__What to do__:
Only lines holding "JSON" are wanted; copy each of them from the records below.

─── Record excerpts ───

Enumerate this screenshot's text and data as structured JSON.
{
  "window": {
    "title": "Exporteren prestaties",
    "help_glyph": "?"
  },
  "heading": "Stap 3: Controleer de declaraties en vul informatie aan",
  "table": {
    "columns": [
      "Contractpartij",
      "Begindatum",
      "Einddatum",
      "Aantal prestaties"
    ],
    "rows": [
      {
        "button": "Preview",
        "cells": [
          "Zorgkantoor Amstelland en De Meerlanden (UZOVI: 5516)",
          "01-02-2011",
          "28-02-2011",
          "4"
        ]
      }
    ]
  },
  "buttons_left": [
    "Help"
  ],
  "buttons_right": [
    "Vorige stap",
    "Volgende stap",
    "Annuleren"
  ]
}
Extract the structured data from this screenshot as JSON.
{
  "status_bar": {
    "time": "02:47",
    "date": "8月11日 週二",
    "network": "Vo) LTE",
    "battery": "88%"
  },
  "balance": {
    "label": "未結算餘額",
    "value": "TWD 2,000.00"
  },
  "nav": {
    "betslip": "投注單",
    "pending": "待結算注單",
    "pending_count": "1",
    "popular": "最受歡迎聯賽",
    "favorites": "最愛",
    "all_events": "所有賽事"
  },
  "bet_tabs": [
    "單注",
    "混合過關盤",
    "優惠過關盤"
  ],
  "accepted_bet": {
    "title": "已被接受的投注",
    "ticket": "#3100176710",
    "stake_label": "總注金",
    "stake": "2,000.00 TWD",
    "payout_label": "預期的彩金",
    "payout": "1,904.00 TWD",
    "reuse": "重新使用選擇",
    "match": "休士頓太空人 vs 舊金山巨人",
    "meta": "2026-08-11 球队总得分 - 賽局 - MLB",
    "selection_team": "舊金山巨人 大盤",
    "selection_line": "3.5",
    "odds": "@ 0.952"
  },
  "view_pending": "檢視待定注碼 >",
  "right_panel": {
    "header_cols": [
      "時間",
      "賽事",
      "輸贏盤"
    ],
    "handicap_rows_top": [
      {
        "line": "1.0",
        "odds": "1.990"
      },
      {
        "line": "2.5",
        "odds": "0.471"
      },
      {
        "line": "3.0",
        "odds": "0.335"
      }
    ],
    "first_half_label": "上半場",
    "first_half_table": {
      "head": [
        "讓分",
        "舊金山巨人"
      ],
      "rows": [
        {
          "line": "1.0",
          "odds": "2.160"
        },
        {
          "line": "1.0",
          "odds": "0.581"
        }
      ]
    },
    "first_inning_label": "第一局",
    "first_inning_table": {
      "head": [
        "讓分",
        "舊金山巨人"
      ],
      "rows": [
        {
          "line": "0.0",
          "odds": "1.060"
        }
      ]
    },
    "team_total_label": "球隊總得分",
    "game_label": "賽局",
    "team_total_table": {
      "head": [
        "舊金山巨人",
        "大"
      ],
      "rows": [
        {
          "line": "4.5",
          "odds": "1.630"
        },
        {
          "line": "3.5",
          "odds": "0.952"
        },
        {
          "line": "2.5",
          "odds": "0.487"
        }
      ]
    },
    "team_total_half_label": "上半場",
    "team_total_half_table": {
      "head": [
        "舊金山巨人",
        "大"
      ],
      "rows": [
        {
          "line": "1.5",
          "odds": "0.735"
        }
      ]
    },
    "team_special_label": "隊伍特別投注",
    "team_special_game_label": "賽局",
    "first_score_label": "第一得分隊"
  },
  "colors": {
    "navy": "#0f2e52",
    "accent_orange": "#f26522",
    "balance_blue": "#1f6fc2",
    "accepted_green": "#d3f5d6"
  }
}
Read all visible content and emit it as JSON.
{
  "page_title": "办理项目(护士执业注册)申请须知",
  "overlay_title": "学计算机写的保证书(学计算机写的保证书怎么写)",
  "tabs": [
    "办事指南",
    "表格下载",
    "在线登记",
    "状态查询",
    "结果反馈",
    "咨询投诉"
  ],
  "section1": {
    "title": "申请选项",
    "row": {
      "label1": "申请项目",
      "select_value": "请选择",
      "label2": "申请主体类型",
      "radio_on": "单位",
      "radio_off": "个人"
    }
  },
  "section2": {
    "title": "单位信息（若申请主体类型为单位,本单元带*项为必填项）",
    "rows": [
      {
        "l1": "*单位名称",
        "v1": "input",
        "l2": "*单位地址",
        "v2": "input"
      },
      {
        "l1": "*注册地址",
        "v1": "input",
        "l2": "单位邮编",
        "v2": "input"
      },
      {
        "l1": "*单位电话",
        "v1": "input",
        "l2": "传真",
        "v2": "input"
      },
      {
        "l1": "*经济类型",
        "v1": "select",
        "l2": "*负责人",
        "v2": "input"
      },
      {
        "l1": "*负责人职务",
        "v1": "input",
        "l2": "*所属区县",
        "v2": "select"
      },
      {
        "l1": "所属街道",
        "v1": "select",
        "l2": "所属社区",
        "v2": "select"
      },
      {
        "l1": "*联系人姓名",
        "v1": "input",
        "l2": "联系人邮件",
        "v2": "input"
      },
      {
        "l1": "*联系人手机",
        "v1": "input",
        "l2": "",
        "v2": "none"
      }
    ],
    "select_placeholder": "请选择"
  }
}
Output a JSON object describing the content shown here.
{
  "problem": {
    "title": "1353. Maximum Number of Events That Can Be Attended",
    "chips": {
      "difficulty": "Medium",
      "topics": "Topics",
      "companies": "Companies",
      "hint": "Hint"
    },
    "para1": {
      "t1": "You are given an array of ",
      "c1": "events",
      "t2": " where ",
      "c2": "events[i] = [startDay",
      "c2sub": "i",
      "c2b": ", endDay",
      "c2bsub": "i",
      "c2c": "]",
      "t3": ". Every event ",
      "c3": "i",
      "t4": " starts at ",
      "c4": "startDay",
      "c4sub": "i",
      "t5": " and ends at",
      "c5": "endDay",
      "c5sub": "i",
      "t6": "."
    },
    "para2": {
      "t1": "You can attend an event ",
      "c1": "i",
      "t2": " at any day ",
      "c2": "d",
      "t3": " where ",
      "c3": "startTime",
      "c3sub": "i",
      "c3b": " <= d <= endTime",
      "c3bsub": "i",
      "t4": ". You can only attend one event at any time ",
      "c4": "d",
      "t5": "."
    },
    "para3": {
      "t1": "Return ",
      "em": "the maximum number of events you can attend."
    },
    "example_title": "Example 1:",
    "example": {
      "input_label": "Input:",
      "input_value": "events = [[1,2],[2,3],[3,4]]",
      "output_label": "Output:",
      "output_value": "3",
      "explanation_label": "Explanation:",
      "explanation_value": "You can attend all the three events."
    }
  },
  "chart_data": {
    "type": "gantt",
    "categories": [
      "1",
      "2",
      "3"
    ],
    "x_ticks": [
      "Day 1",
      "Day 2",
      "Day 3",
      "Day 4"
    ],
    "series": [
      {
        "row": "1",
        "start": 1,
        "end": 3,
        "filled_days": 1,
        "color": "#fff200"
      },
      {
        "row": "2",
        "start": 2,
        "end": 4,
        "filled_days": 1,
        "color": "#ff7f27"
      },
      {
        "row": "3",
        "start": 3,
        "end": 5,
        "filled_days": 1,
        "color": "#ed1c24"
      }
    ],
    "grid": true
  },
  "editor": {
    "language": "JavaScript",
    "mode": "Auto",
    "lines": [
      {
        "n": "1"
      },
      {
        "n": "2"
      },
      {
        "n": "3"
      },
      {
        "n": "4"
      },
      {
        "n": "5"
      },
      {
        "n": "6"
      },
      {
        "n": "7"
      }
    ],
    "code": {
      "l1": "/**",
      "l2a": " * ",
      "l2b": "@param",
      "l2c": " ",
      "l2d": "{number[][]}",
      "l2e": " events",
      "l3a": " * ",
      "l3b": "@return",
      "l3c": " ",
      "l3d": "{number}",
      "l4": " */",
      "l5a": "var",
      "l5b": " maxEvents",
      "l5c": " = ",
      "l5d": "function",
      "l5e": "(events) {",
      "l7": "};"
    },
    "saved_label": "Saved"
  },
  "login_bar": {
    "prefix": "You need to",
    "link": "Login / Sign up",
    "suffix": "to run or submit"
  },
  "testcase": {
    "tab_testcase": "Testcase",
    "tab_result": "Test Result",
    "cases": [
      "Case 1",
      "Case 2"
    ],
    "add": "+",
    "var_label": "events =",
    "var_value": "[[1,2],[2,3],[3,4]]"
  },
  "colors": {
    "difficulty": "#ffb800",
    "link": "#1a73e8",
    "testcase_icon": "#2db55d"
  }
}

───

__Result of this task__:
Enumerate this screenshot's text and data as structured JSON.
Extract the structured data from this screenshot as JSON.
Read all visible content and emit it as JSON.
Output a JSON object describing the content shown here.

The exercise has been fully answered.